Page and application data records:
□ □ □ □ □ □ □

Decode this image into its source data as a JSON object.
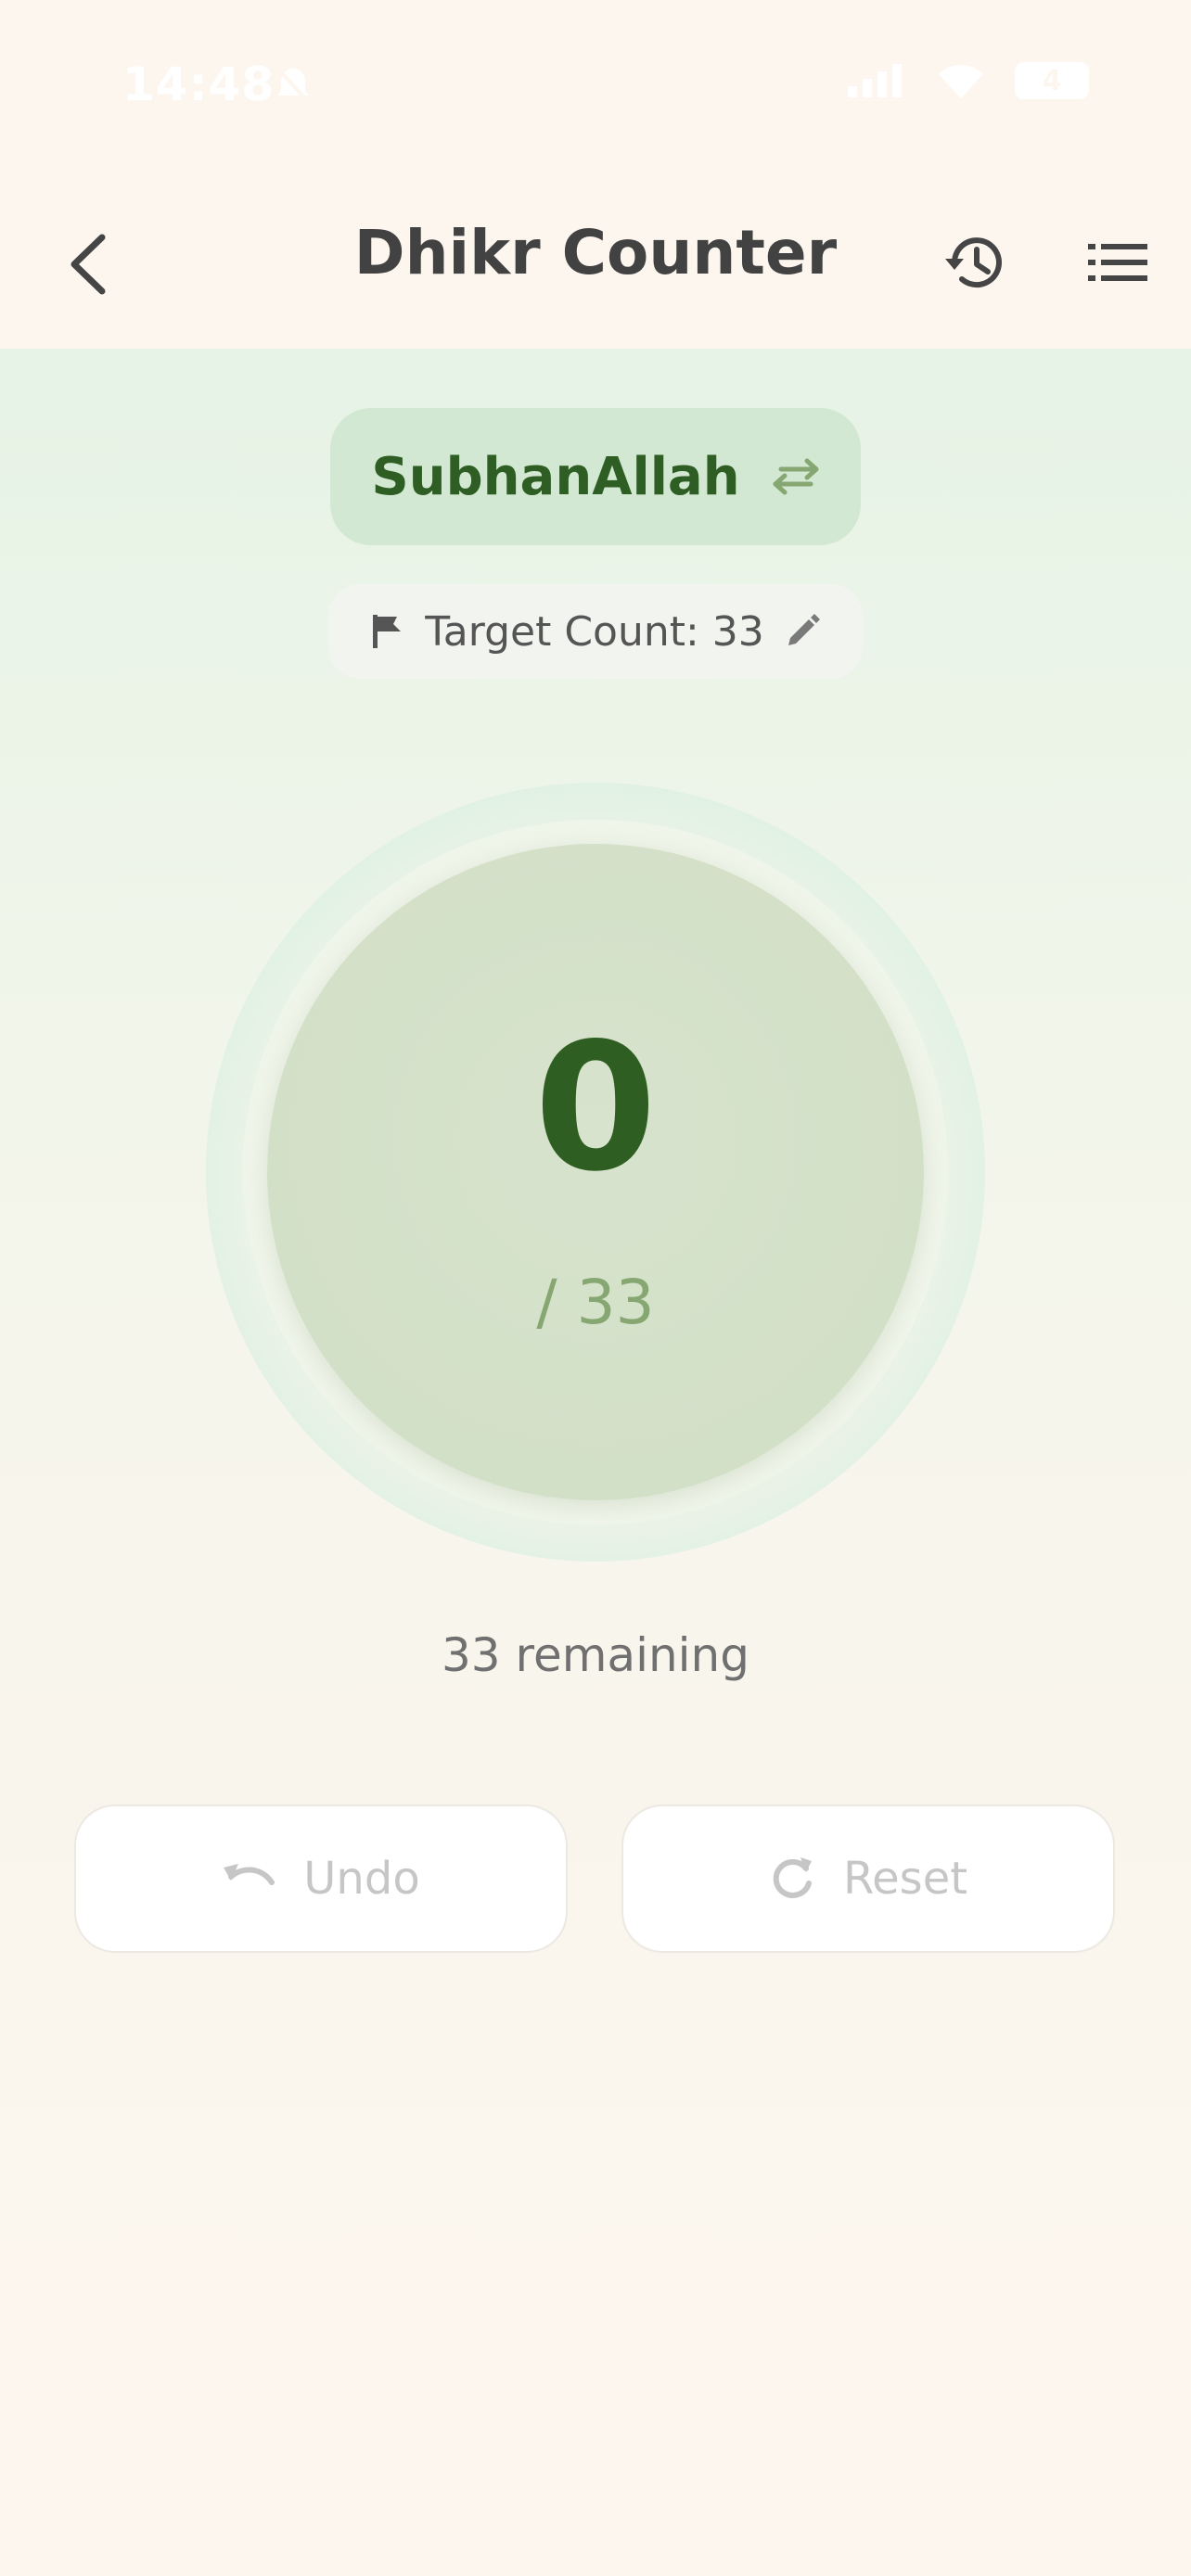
{
  "status_bar": {
    "time": "14:48",
    "battery": "4"
  },
  "app_bar": {
    "title": "Dhikr Counter"
  },
  "dhikr": {
    "name": "SubhanAllah"
  },
  "target": {
    "label": "Target Count: 33"
  },
  "counter": {
    "value": "0",
    "target_text": "/ 33",
    "remaining_text": "33 remaining"
  },
  "actions": {
    "undo_label": "Undo",
    "reset_label": "Reset"
  },
  "colors": {
    "accent_green": "#2f5e22",
    "pill_green": "#d3e8d2",
    "muted_green": "#86a672"
  }
}
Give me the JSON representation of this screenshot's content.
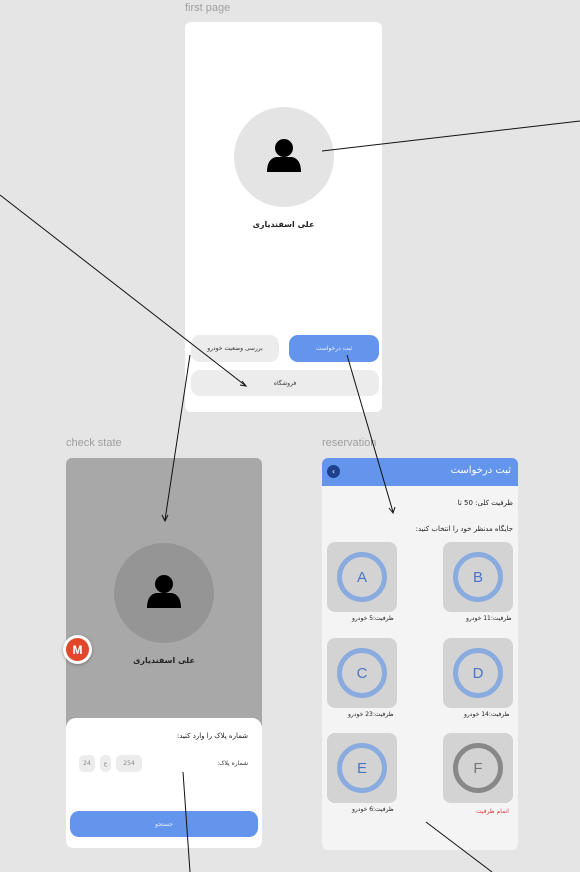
{
  "frames": {
    "first_page": "first page",
    "check_state": "check state",
    "reservation": "reservation"
  },
  "user": {
    "name": "علی اسفندیاری"
  },
  "first_page": {
    "submit_label": "ثبت درخواست",
    "check_label": "بررسی وضعیت خودرو",
    "store_label": "فروشگاه"
  },
  "check_state": {
    "badge": "M",
    "sheet_title": "شماره پلاک را وارد کنید:",
    "plate_label": "شماره پلاک:",
    "plate_fields": [
      "254",
      "ع",
      "24"
    ],
    "search_label": "جستجو"
  },
  "reservation": {
    "header_title": "ثبت درخواست",
    "back_icon": "chevron-left-icon",
    "capacity_total": "ظرفیت کلی: 50 تا",
    "choose_slot": "جایگاه مدنظر خود را انتخاب کنید:",
    "slots": [
      {
        "letter": "A",
        "caption": "ظرفیت:5 خودرو",
        "full": false
      },
      {
        "letter": "B",
        "caption": "ظرفیت:11 خودرو",
        "full": false
      },
      {
        "letter": "C",
        "caption": "ظرفیت:23 خودرو",
        "full": false
      },
      {
        "letter": "D",
        "caption": "ظرفیت:14 خودرو",
        "full": false
      },
      {
        "letter": "E",
        "caption": "ظرفیت:6 خودرو",
        "full": false
      },
      {
        "letter": "F",
        "caption": "اتمام ظرفیت",
        "full": true
      }
    ]
  },
  "colors": {
    "accent": "#6495ed",
    "header_dark": "#1f3f8f",
    "ring": "#8aabdf",
    "full_text": "#e03a3a",
    "badge": "#e2472a"
  }
}
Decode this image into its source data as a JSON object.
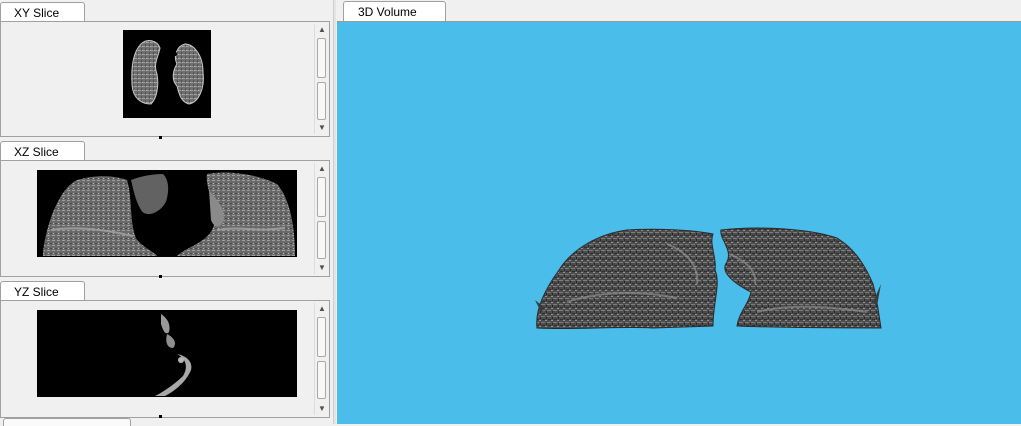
{
  "panels": {
    "xy": {
      "tab_label": "XY Slice"
    },
    "xz": {
      "tab_label": "XZ Slice"
    },
    "yz": {
      "tab_label": "YZ Slice"
    }
  },
  "volume": {
    "tab_label": "3D Volume",
    "background_color": "#4bbdea"
  },
  "scrollbar": {
    "up_arrow_icon": "triangle-up",
    "down_arrow_icon": "triangle-down"
  }
}
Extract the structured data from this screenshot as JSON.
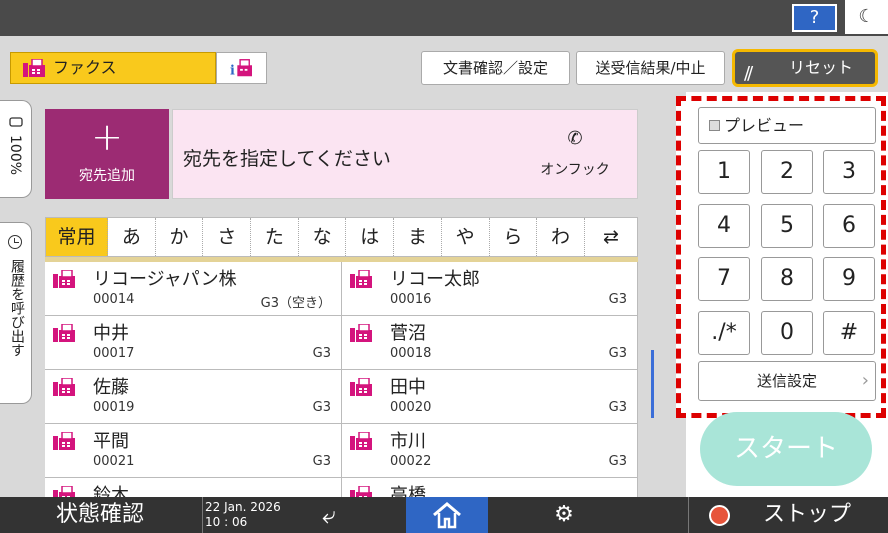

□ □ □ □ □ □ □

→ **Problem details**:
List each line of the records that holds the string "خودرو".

→ **Answer for the task**:
    "check_label": "بررسی وضعیت خودرو",
        "caption": "ظرفیت:5 خودرو",
        "caption": "ظرفیت:11 خودرو",
        "caption": "ظرفیت:23 خودرو",
        "caption": "ظرفیت:14 خودرو",
        "caption": "ظرفیت:6 خودرو",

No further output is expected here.